Langshan are a chicken with PRESENCE. There is no ignoring the large stately carriage and glistening beetle green sheen to their full black plumage. The Langshan’s large size coupled with light bone, full breast, white skin and particularly light meat have made it a table favorite, while the hens' prolific egg laying place it firmly in the dual purpose category. Langshan are fast growing for an old time breed though exhibition males can take some extra time to come into their full feathered glory. Hens are very hardy and begin laying dark rose brown eggs around six months old. Langshan has two distinctive characteristics – long legs and a 'U' shape in profile.

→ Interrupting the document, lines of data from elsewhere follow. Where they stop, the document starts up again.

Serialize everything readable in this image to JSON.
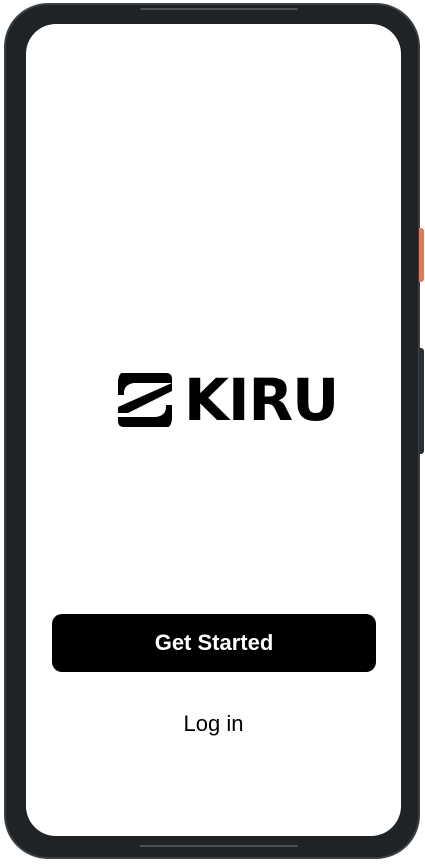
{
  "app": {
    "brand_name": "KIRU",
    "logo_icon": "kiru-logo-icon"
  },
  "actions": {
    "get_started_label": "Get Started",
    "login_label": "Log in"
  },
  "colors": {
    "device_frame": "#1f2326",
    "power_button_accent": "#e07a52",
    "primary_button_bg": "#000000",
    "primary_button_text": "#ffffff",
    "screen_bg": "#ffffff"
  }
}
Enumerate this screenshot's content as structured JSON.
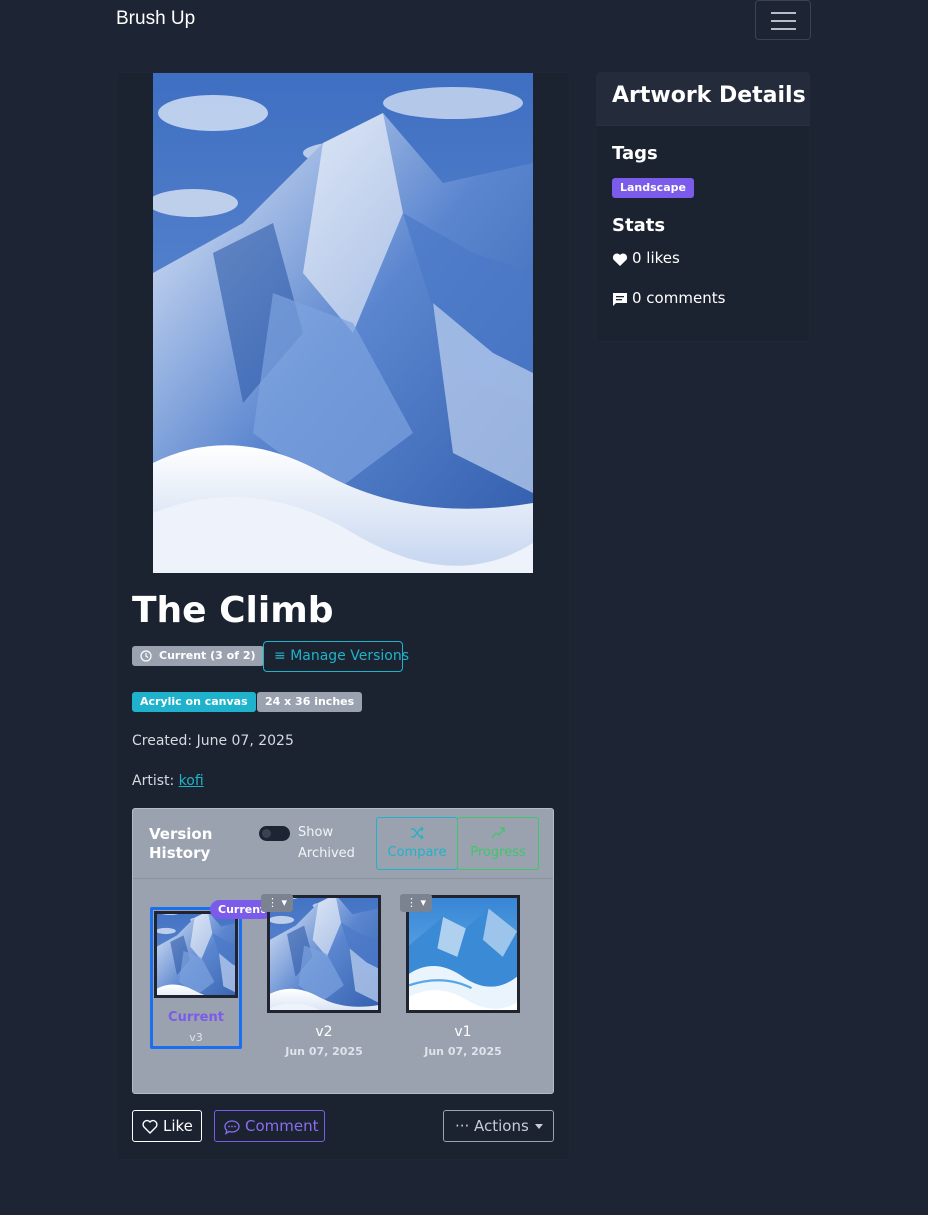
{
  "navbar": {
    "brand": "Brush Up"
  },
  "artwork": {
    "title": "The Climb",
    "version_badge": "Current (3 of 2)",
    "manage_versions_label": "Manage Versions",
    "medium": "Acrylic on canvas",
    "size": "24 x 36 inches",
    "created": "Created: June 07, 2025",
    "artist_label": "Artist:",
    "artist_name": "kofi"
  },
  "version_history": {
    "title": "Version History",
    "show_archived_label": "Show Archived",
    "show_archived_on": false,
    "compare_label": "Compare",
    "progress_label": "Progress",
    "versions": [
      {
        "badge": "Current",
        "name": "Current",
        "version": "v3"
      },
      {
        "name": "v2",
        "date": "Jun 07, 2025"
      },
      {
        "name": "v1",
        "date": "Jun 07, 2025"
      }
    ]
  },
  "actions": {
    "like_label": "Like",
    "comment_label": "Comment",
    "more_label": "Actions"
  },
  "sidebar": {
    "title": "Artwork Details",
    "tags_heading": "Tags",
    "tags": [
      "Landscape"
    ],
    "stats_heading": "Stats",
    "likes_text": "0 likes",
    "comments_text": "0 comments"
  },
  "colors": {
    "background": "#1d2433",
    "accent_purple": "#7b5bea",
    "info_cyan": "#20b2c8",
    "success_green": "#3fc66a",
    "selected_blue": "#1a6ef0"
  }
}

This feather footed breed
reached U.S. shores around 1880 via England where it is known as the “Croad
Langshan” in honor of its importer, Major A.C. Croad. The Langshan takes its name from Langshanije
in the Hunan Province of China which has a climate and soils very similar to those
located here in Central Virginia where this breed has done so well on our
farm. The foundation of our ‘A’ Line is
a trio from Wilbur Hanley of North Carolina, and our ‘B’ line began with the
cross of a Duane Urch hen with the Hanley cockerel pictured to the left.
can be damaged by frostbite
SILKIES & SIZZLES
Silkies are soft, fluffy and friendly chickens that make wonderful pets. They can be kept in small pens and do not fly above 2 feet. They do need protection from predators and are not know for prolific egg laying. What they do well is hatch eggs. The love to set and make excellent mothers, even the roosters are good with chicks.
We haven't had as much time to work with Silkies so in in the Spring of 2015 we will be significantly reducing our flock to the best two hens and one cock bird. The remainder will be offered for sale.
COTURNIX a.k.a. JAPANESE QUAIL
Coturnix quail were domesticated in Japan sometime in the 11th century. At that time uzura as they are called, were raised as song birds. While they no longer sing as a canary would, they still make unique calls and are known for gourmet delicacies - eggs and meat. Five quail eggs are equivalent to one extra large chicken egg and they are perfect in salads along equally sized grapes or cherry tomatoes. In the meat department, two quail will make one adult serving.
Though they are classified as game birds and should be fed game bird feed, a special license is not needed to raise these friendly little birds. Coturnix quail are easy to care for, require minimal space and reach sexual maturity (begin laying eggs) at only 6 to 8 weeks! They even come in a variety of color patterns. At Graystem we raise Jumbo Brown (aka Pharoah) the wild color, English White, the darker brown Tibetan (aka British Range) and Tuxedo which is a white patterned cross of the others.
Pictured to the left in front, a Pharoah, and in back, a Tibetan.
We currently have three young peachicks - a pure white, an India Blue - the traditional color, and a pied India Blue. In the Autumn we will import a young pair of Buford Bronze.
Black Langshan, Mottled
Houdan, White Dorking, Rhode Island Red
Price each, straight run:
Day old to 1 week - $7.00
One to 3 weeks - $7.50
3 – 6 weeks - $9.00
6 – 10 weeks - $12.00
10 weeks to point of lay - $15.00
< 1 year layers - $20.00
Eggs - $40.00 per dozen plus shipping
Show potential birds priced individually
Day old to 1 week - $7.00
One to 3 weeks - $7.50
3 – 8 weeks - $9.00
8 - 10 weeks - $15.00
Over 10 weeks, priced individually by show & breeding qualities
Day old to 1 week - $15.00
One to 3 weeks - $18.00
3 – 9 weeks - $22.00
9 weeks and up – priced individually by show & breeding qualities
Eggs - $65.00 per dozen including shipping
Barnyard Mixes, including Easter and Olive Eggers:
Day old to 1 week - $5.00
One to 3 weeks - $5.50
3 – 6 weeks - $7.00
6 – 10 weeks - $10.00
10 weeks to point of lay - $12.00
< 1 year layers - $20.00
Eggs - $20.00 per dozen pick up only